Dept. of Correction opens new intelligence operations facility
Inside a secretive Department of Correction building, the state opened a new intelligence facility to improve security in Delaware prisons.
The new facility, known as the DOC Intelligence Operations Center, takes in over 2000 camera feeds from across the state prison system and analyzes security threats to recommend actions to prison wardens.
DOC Commissioner Claire DeMatteis stresses the center leverages the skills of trained intelligence personnel to mitigate threats.
“But again I think it’s important to emphasize it’s the human intelligence with the cameras and technology. One doesn’t work without the other.
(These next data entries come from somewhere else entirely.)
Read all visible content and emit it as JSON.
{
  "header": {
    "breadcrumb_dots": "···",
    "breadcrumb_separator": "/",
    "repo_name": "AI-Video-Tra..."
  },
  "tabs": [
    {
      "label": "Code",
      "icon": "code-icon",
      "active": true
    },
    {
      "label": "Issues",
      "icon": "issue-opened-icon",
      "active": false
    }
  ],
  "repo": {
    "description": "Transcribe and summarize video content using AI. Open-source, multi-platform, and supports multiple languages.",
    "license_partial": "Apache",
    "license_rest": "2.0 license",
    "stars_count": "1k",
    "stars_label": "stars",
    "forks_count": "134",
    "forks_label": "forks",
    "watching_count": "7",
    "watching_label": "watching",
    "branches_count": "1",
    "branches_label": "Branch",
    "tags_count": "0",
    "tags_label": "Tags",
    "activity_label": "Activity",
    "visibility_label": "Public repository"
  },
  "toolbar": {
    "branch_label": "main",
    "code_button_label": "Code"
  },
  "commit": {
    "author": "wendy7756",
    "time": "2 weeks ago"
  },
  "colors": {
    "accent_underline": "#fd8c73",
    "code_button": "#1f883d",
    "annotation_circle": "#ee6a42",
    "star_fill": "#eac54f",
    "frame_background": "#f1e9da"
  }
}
We need the officers on the ground who know their building, who know their institutions, who know their inmates.”
Gov. John Carney also toured the 800 thousand dollar facility, and says if this kind of center was operational back in 2017, they would have avoided the Vaughn Prison Riot.
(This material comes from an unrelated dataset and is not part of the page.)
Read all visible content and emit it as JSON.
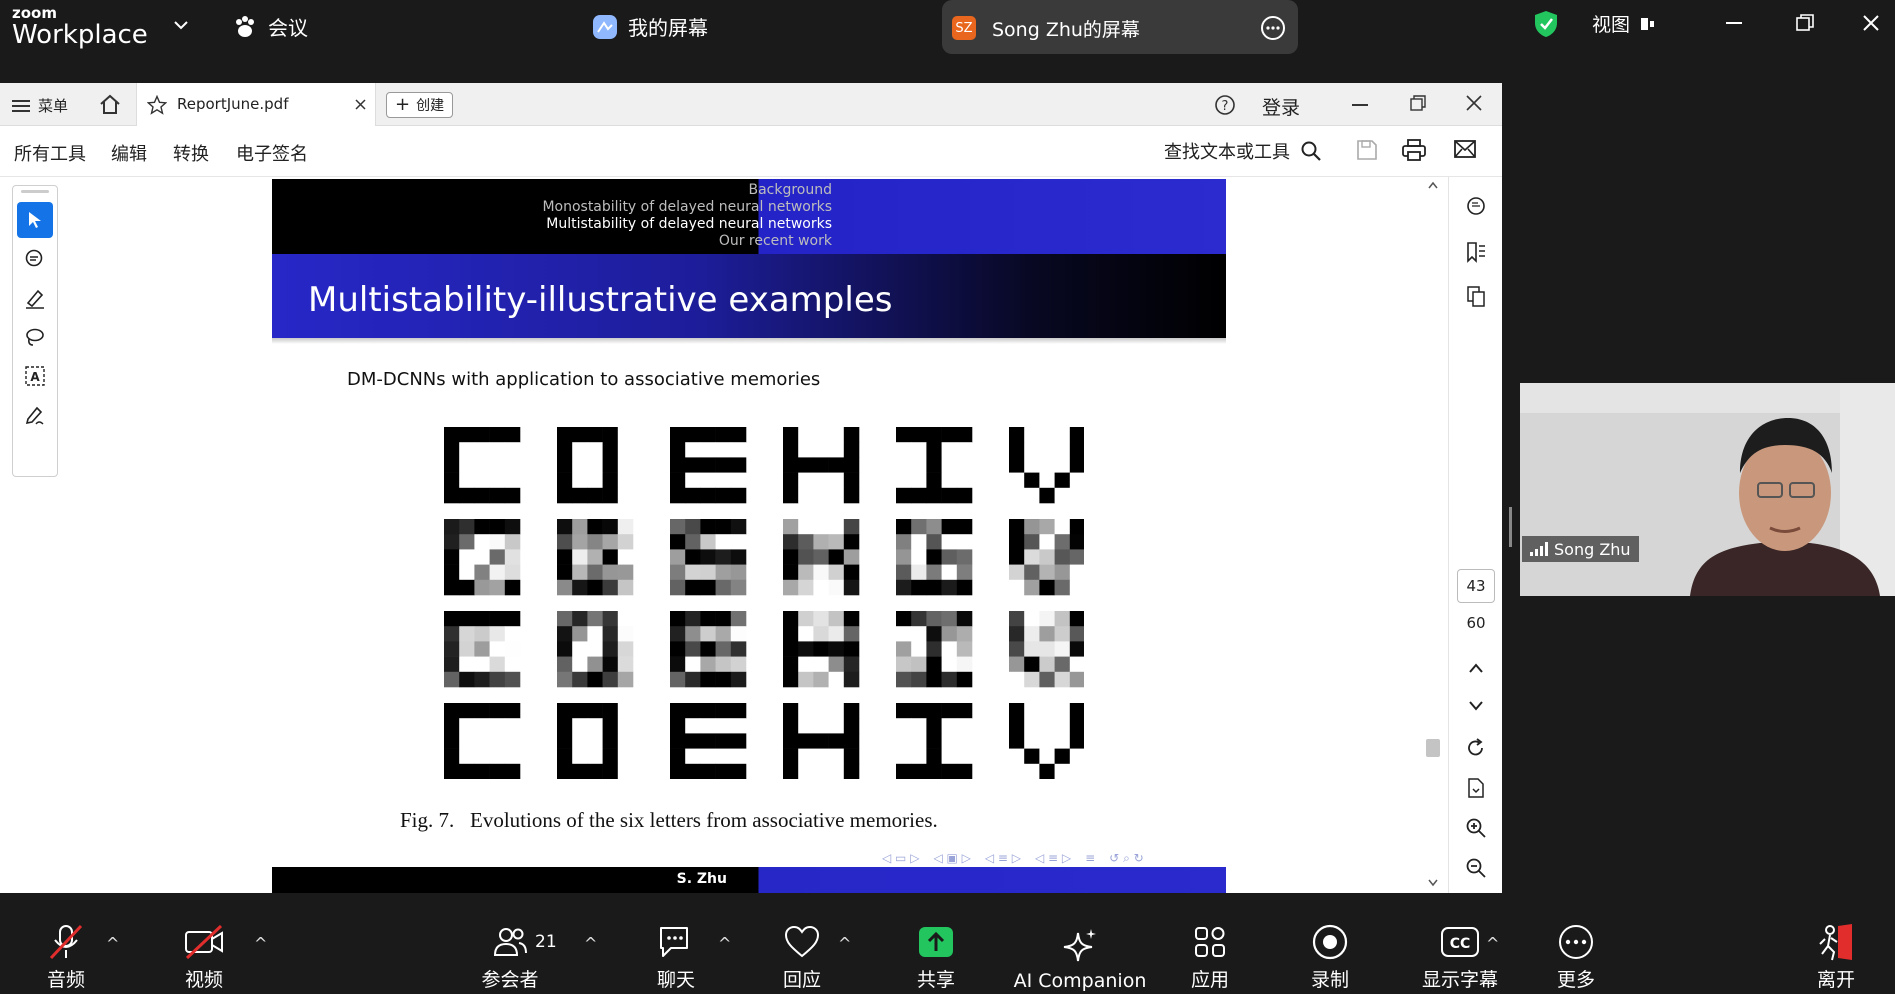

He says it’s a reminder of the important work correctional officers do, and the state’s obligation to prevent officer deaths like the one that happened during the Vaughn riot.
“At our correctional officers that go into those institutions every single day. With their spouses that sit at home and worry about them coming home safe every day. Because we have an example in the first week that I was governor of that not happening. And we made a commitment then that that will never happen again. And we’ve done everything that we can and today is an example of that.”
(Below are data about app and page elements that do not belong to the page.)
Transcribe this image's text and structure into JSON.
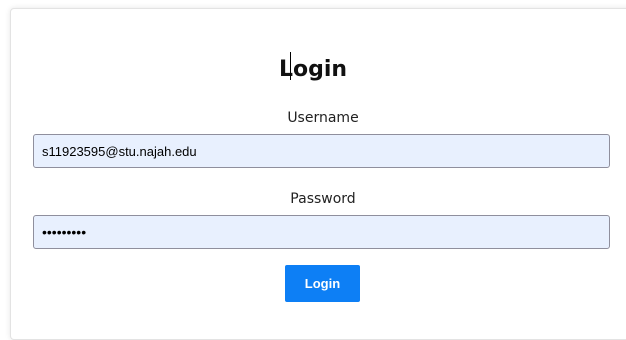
{
  "login_form": {
    "title": "Login",
    "username_label": "Username",
    "username_value": "s11923595@stu.najah.edu",
    "password_label": "Password",
    "password_value": "•••••••••",
    "submit_label": "Login"
  },
  "colors": {
    "button_bg": "#0d7ff5",
    "field_bg": "#e8f0fe"
  }
}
This facility was born out of a list of recommended reforms that came from an independent review of the riot that resulted in the death of a correctional officer.
Carney adds he wants to prioritize improving trade skill training in prisons. He notes the high demand for trade jobs in the state and providing training to inmates will keep the recidivism rates down.
DOC’s Special Operations Group Warden Dana Metzger says the facility can keep an eye on officers’ work.
Analysts can track use of force incidents with cameras and pair that with other data to determine where certain officers are best suited to be stationed.
There are five analysts at the facility, all with former military or state intelligence backgrounds suited to process the massive amount of data pouring into the new facility.